1. These are the accounts of the first Christmas retold in segments. This section is very good and we really enjoyed them, they helped to add more to our own advent readings.

2. This section is a collection of stories explaining where various Christmas traditions have come from - like the tree, the presents, the man delivering presents, etc. These were interesting and fun.

3. The final section is a collection of Christmas tales and legends from around the world. These were fine, but we all preferred the first two sections.

We read it at night and it was a nice end to the day, especially if you read it around the Christmas tree! 

Friday, November 7, 2014

The Jesus Hokey Pokey

This new Colin Buchanan CD has been played regularly in our car in the last few months. It rose quickly to the top of the list and has steadily stayed there on request.
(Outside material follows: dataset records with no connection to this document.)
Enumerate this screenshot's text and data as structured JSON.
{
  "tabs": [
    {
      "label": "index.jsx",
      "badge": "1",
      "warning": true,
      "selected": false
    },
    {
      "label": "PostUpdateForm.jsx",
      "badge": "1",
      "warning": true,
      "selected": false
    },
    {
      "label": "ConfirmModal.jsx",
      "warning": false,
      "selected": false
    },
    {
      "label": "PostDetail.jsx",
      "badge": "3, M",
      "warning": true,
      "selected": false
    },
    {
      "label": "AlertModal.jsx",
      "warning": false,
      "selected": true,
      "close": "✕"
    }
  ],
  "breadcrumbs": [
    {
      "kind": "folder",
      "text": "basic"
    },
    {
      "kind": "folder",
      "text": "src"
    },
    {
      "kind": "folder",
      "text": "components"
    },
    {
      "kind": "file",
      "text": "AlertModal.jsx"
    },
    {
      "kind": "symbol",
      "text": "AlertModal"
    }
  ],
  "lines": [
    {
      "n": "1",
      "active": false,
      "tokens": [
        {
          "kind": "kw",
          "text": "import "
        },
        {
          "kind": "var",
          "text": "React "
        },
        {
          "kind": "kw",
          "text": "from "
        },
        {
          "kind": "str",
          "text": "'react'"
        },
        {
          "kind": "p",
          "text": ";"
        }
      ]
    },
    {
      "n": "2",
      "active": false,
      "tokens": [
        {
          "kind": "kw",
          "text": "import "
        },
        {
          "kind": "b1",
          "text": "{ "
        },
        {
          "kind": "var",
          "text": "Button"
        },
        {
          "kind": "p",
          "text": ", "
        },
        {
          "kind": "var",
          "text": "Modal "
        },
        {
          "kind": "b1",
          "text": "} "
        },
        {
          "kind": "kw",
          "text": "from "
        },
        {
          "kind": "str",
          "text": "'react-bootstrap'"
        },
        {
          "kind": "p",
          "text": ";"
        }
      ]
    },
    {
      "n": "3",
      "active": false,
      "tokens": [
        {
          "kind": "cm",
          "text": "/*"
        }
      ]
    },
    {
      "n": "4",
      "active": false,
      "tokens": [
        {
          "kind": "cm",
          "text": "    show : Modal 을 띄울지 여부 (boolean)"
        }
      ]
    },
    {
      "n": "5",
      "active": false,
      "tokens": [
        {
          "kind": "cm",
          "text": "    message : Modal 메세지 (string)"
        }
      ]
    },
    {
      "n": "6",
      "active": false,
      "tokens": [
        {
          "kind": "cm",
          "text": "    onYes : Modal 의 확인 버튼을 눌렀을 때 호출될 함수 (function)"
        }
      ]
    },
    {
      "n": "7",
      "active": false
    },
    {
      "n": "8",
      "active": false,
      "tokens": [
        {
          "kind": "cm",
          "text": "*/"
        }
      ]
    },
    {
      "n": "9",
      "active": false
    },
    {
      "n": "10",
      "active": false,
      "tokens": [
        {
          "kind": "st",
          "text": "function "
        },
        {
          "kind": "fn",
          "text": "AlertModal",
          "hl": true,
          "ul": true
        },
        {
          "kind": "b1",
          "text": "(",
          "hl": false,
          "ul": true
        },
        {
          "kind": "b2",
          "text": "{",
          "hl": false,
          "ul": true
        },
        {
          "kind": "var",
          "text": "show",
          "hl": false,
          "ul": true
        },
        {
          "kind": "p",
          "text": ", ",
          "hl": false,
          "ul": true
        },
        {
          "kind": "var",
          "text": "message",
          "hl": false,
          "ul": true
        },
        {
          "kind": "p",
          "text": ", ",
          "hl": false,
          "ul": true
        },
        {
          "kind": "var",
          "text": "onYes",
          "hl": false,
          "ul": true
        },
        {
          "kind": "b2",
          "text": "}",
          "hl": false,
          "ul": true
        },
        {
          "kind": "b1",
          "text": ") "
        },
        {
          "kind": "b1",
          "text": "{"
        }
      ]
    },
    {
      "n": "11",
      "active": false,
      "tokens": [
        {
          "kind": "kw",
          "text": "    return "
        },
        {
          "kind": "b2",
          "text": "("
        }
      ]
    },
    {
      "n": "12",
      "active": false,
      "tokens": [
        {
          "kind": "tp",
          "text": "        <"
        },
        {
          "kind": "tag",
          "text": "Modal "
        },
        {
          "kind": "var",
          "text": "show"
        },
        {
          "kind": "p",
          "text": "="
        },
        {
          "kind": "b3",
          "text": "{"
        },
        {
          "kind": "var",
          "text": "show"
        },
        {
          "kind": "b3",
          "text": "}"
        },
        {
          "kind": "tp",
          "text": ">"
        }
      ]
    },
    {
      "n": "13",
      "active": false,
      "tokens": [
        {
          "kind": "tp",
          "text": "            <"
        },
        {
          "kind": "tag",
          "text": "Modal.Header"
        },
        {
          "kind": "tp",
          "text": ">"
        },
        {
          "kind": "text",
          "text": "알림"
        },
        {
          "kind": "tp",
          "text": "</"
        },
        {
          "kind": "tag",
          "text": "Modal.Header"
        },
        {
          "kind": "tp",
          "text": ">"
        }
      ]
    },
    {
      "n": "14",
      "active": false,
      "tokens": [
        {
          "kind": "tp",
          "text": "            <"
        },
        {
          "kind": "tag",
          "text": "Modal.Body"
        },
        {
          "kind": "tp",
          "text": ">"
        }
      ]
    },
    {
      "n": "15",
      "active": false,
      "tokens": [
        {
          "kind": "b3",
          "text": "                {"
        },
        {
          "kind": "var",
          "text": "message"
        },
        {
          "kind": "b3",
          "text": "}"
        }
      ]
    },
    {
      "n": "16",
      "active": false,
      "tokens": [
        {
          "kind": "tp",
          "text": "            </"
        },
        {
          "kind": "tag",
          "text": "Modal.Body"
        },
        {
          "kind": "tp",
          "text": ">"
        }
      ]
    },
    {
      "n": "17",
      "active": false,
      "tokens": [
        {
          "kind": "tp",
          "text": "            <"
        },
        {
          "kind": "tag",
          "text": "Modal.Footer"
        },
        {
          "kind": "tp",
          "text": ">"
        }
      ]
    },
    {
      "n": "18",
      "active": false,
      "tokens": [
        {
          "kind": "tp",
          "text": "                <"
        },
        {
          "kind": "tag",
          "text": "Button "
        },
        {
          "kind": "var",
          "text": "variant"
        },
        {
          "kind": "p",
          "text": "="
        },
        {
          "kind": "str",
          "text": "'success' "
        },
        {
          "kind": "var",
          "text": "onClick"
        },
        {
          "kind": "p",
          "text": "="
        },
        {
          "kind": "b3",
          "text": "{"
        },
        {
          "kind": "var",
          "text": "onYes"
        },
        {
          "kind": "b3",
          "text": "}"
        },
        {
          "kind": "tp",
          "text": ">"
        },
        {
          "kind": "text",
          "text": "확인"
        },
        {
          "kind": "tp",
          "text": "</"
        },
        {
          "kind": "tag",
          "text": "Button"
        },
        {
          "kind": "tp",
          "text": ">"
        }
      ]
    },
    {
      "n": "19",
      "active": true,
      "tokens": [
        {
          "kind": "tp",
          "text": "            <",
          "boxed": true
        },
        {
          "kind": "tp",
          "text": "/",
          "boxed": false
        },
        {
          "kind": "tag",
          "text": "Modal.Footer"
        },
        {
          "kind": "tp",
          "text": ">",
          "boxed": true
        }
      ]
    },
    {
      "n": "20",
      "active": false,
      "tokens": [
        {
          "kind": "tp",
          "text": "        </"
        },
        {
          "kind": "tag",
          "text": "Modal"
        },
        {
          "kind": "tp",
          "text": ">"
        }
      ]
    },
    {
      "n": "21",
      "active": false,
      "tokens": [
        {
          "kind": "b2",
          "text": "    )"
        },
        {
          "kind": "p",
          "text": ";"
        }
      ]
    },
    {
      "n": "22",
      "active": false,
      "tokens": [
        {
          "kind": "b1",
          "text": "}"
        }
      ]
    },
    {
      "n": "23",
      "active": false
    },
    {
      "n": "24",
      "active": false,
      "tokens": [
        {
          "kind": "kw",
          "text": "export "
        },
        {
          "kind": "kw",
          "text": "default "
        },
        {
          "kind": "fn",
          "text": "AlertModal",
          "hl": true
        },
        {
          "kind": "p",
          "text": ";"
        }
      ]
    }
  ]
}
We all loved the last Colin CD God Rock because it really appealed to my older son.

This one has appealed more to the younger ones, it seems Colin’s music has got younger again! There are the fun action tunes - Boss of the Cross, The Jesus Hokey Pokey, The Horsey Dance, Dig! Dig! Hammer Saw! (Building on the Lord) which all were great to experience the first time at his concert so we could see them in action. There are great songs about living for Jesus and the truth of the gospel: Truth is still True, God is Good all the Time, Invisible Believer and He’s the Greatest Name.

Then there are the songs that have great depth of meaning. Just like the older Press on Mums, his new Get Back to Jesus based on the prodigal son and his older brother brings tears to my eyes every time I hear it.

If you have kids in the pre-school and primary years, get this CD. And if you are a parent of children in this age range, and struggling to remember the goodness of God, his promises to us and how to live for him -  listen to it yourself with them, over and over again. You will be fed, encouraged and refreshed.